Which lines of the entries below include "JSON"? List them all.

####################

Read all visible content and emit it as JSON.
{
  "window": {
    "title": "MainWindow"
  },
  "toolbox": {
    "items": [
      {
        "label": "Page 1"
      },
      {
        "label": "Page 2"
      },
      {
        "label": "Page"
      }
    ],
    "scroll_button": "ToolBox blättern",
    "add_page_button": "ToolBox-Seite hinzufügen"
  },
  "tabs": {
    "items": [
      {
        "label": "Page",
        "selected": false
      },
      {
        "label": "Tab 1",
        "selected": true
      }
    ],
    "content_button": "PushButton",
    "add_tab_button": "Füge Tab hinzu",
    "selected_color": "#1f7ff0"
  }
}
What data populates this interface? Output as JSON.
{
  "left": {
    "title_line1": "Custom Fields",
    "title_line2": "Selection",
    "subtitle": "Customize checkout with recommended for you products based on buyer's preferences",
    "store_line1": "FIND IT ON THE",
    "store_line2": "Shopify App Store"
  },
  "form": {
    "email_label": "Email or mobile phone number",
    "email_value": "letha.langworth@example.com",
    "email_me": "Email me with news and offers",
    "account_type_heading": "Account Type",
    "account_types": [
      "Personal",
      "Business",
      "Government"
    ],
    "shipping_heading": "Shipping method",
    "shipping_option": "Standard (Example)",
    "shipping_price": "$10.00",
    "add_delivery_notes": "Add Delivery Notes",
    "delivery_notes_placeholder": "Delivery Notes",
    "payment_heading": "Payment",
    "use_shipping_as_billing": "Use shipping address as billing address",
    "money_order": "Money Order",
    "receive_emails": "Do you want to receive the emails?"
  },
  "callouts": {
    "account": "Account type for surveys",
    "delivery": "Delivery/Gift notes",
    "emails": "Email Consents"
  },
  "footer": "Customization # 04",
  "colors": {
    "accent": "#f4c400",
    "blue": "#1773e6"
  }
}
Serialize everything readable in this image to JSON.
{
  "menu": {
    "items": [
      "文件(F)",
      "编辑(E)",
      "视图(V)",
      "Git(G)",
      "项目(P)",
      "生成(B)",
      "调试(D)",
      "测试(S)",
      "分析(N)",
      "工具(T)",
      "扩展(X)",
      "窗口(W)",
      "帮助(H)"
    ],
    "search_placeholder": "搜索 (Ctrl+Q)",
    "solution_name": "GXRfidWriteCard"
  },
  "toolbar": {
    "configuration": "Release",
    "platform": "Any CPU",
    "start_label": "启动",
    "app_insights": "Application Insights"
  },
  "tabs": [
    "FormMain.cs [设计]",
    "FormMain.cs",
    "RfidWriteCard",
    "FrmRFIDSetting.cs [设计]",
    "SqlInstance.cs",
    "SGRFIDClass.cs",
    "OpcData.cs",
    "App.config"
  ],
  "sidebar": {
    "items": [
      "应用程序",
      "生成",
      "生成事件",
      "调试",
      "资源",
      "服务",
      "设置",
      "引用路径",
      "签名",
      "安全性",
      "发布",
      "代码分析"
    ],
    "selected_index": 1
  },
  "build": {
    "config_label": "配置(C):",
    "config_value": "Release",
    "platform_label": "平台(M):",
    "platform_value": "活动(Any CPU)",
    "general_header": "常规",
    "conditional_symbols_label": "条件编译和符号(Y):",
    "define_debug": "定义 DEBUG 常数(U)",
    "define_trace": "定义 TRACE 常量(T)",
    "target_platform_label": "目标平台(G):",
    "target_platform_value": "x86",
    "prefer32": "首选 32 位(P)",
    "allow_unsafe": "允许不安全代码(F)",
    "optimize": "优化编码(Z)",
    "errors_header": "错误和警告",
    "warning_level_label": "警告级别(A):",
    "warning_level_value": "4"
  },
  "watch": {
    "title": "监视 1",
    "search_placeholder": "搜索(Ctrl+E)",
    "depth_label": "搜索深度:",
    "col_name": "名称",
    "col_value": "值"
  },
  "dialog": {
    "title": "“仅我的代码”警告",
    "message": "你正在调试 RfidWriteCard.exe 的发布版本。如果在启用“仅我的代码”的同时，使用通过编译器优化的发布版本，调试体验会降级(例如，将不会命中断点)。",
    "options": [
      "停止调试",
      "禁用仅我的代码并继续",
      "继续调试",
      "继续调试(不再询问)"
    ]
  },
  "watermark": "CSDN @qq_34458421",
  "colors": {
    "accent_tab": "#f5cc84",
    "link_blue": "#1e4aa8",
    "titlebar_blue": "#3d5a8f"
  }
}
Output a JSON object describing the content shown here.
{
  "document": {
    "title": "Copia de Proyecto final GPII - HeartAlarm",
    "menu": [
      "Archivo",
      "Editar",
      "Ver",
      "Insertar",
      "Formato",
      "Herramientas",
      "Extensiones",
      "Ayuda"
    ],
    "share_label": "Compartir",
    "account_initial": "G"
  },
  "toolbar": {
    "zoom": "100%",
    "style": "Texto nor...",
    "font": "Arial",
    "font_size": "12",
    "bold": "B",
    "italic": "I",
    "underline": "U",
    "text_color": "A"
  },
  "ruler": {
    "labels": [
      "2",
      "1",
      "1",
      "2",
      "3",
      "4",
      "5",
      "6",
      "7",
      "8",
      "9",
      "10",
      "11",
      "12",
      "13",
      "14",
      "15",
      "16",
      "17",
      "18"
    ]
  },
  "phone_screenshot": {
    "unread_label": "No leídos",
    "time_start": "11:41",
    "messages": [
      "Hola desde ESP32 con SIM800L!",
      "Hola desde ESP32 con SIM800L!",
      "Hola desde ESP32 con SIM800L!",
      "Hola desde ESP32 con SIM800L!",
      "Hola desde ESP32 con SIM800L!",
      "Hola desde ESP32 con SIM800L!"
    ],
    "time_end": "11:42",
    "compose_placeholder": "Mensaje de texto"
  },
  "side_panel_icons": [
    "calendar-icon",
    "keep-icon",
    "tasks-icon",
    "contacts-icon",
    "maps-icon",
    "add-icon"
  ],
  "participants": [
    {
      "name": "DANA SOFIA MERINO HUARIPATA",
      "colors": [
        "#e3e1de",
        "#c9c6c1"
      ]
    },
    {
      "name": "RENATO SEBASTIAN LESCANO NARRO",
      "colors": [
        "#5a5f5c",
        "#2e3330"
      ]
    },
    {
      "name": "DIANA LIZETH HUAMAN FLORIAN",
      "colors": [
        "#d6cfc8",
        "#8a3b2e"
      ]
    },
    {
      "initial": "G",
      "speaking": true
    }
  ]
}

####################

### [REPLY TO THE EXERCISE]
Read all visible content and emit it as JSON.
What data populates this interface? Output as JSON.
Serialize everything readable in this image to JSON.
Output a JSON object describing the content shown here.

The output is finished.